On the subject of speakers though I have a pair of JBL studio monitors (LSR 308s) and have spent a considerable amount of time researching optimal placement, breaking out my tape measure and trying out different spots in my monitors and chair to help get the low end under control, my "office" is in a pretty small rectangular room so the acoustics are bit **** but by applying the 38% rule I've vastly improved the frequency response, when I had my speakers much closer to the wall as well as my desk there was a pretty big valley in the 100-200hz range and a big peak around 45hz, didn't sound horrible without something to compare to but when I would swap to my headphones I would notice all the missing frequencies. I record music and I struggled with the mix on my bass guitar as certain notes would be much louder so I'd have to use my headphones to check how the bass mix was.
While there are several ways to linearize bass with loudspeakers - it's almost always a crap-shoot for any given location. You've got not only modal problems, but also floor-bounce problems. The most consistent method to linearize this problem (across most of the room) is by using multiple distributed sources. Basically several "subwoofers" with a higher freq. low-pass filter (say 120-150 Hz depending on the order of the low-pass filter) placed rather randomly in the room. The "subs" should be direct radiators (not "band-pass") and they don't need to go that low in freq. if the room is small (38 Hz should be fine). I call this the Geddes method, as he was the principal person advocating this method (continually) for quite some time. Each powered subwoofer should be equipped with a plate amp that has fully variable phase adjustment to "dial-in" the time delay.
Ex.http://www.parts-express.com/yung-sd100 ... t--301-500
(..you can see the bottom knob on the right hand side of amp provides fully variable phase adjustment, and the knob above it provides a low-pass filter as high as 200 Hz.)
You can also "cheap-out" for a single listener with only 1 subwoofer placed directly behind that person and again making adjustments with the 3 knobs on the amp.

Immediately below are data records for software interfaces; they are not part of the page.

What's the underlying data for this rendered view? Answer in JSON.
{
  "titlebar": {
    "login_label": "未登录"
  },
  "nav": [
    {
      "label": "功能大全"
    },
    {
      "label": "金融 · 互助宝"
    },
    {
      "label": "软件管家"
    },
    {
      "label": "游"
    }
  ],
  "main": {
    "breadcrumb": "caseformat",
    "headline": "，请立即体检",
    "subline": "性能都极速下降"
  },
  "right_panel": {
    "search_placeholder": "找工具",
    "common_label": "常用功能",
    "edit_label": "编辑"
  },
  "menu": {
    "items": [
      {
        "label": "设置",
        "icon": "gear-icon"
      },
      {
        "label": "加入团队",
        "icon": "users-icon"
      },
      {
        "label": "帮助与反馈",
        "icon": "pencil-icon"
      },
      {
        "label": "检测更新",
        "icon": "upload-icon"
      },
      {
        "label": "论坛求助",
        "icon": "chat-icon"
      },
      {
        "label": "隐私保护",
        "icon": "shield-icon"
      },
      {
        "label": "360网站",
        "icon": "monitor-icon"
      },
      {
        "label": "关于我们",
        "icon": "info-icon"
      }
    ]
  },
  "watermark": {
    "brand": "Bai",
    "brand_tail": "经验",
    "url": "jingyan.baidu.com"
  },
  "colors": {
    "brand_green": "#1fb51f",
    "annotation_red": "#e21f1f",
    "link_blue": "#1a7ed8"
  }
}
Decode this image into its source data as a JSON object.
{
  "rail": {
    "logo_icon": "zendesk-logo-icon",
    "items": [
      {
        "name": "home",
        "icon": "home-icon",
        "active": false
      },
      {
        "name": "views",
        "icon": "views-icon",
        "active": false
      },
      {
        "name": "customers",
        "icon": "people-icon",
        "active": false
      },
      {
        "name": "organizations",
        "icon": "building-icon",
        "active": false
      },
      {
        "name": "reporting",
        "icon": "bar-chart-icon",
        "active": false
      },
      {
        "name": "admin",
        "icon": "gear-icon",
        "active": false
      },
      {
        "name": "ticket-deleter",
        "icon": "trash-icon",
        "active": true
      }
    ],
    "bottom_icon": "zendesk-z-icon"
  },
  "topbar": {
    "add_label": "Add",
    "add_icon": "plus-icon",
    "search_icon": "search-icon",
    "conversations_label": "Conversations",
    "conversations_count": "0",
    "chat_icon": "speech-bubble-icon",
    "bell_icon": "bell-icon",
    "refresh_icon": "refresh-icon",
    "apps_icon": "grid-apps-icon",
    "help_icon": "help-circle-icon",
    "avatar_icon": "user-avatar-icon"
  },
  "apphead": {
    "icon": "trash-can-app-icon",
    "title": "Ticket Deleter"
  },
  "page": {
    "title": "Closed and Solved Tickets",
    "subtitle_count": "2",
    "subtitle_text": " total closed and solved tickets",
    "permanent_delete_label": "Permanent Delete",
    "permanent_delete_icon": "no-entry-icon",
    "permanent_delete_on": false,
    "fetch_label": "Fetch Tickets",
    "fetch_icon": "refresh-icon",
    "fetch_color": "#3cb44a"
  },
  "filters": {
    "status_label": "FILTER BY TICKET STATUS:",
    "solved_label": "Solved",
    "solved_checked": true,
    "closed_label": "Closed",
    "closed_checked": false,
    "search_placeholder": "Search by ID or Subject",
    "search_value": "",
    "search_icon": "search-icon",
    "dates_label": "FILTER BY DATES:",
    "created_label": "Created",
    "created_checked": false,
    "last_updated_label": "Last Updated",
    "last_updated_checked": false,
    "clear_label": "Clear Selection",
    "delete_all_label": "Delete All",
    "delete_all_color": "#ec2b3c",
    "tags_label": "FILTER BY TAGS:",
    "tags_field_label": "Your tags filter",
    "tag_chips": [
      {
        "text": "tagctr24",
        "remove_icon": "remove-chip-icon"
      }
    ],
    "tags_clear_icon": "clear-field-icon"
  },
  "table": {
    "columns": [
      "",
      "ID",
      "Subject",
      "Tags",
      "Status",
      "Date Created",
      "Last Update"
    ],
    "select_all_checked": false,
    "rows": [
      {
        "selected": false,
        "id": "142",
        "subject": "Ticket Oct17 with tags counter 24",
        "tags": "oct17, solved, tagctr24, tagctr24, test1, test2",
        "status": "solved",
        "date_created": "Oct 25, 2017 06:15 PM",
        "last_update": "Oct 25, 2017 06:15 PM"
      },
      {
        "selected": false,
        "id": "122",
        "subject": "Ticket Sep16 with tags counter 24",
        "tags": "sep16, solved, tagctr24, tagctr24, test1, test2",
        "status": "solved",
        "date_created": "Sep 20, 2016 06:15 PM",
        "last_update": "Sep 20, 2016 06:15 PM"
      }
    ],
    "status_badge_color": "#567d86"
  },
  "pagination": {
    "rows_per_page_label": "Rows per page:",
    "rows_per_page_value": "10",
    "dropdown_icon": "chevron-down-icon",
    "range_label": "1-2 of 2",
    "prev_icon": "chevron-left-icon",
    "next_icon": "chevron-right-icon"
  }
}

For a single listener however, the best method is a stereo (2-channel) dipole subwoofers placed in the nearfield (less than 2 feet away) from the listener's head - and ironically that starts becoming more like headphone.